*Exercise instructions*
Go through the data and tally the lines that hold the string "Retail". Reply with the total alone.

*Input records*
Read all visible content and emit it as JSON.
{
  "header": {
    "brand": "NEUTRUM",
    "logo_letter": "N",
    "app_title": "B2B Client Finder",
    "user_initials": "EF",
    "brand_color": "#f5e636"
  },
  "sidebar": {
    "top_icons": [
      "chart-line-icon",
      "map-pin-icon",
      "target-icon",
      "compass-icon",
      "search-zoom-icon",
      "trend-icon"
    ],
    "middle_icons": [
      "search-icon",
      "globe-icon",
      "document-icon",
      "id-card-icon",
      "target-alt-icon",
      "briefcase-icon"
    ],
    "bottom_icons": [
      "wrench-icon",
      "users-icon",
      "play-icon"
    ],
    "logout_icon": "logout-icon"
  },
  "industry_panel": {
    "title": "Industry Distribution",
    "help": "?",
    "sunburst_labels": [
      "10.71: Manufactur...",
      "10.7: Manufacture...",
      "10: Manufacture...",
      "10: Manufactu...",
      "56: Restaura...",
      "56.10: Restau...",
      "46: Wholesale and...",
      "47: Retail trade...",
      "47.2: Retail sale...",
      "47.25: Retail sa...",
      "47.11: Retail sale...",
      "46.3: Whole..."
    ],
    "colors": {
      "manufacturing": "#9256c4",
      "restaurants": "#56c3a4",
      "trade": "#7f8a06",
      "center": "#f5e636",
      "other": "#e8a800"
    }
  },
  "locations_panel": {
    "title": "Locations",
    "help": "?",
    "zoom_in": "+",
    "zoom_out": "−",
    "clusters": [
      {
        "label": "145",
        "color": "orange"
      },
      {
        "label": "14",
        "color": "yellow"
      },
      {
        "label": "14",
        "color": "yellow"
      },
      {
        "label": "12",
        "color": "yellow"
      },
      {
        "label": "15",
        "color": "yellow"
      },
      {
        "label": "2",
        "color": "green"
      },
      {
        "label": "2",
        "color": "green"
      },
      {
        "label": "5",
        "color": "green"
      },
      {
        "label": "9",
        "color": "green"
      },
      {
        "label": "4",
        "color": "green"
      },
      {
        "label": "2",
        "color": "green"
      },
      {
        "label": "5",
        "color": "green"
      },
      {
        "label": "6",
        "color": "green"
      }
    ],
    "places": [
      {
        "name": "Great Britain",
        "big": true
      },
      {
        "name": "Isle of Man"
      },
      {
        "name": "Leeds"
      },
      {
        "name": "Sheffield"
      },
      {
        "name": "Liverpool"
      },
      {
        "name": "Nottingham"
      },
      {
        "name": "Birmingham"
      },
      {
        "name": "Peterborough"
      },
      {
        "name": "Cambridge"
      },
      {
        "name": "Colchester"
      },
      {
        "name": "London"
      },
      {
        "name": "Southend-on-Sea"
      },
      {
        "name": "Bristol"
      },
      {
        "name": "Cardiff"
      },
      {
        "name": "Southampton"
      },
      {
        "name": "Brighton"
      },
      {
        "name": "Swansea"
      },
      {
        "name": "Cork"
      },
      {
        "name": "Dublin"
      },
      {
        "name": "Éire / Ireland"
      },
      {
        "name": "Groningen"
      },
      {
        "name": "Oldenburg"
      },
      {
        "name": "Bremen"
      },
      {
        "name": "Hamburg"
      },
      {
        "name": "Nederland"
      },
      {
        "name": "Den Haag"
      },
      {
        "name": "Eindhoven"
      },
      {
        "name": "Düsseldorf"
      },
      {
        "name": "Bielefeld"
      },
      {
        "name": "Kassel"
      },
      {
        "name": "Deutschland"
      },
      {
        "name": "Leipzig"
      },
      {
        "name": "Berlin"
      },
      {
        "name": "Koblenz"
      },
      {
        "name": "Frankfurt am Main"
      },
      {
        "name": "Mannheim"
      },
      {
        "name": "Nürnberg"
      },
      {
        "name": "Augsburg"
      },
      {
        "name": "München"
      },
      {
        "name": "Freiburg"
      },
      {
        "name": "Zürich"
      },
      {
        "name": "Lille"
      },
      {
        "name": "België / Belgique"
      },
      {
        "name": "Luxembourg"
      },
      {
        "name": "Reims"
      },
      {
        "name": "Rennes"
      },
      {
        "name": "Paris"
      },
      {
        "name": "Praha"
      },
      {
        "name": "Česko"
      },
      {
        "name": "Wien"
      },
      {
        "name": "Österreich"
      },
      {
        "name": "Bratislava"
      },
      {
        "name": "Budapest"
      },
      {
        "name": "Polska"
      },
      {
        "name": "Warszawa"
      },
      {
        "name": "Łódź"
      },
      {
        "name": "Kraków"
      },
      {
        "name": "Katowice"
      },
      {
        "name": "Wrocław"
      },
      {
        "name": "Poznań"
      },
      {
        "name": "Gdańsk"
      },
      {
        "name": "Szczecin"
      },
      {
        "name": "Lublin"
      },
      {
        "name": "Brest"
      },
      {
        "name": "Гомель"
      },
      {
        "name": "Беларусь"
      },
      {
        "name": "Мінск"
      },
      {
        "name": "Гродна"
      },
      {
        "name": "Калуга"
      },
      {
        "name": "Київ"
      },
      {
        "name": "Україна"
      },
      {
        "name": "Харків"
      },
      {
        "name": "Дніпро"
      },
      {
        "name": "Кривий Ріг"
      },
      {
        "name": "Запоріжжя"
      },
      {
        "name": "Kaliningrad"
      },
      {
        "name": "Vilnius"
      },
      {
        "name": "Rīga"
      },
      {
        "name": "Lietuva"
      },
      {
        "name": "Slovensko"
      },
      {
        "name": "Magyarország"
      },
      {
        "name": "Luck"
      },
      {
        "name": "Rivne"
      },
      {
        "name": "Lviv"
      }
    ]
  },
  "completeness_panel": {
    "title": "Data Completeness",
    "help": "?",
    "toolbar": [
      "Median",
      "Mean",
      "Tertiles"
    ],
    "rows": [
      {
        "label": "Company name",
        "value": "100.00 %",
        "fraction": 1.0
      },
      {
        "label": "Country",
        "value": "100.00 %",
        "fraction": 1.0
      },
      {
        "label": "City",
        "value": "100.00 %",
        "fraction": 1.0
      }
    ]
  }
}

*Response to the exercise*
4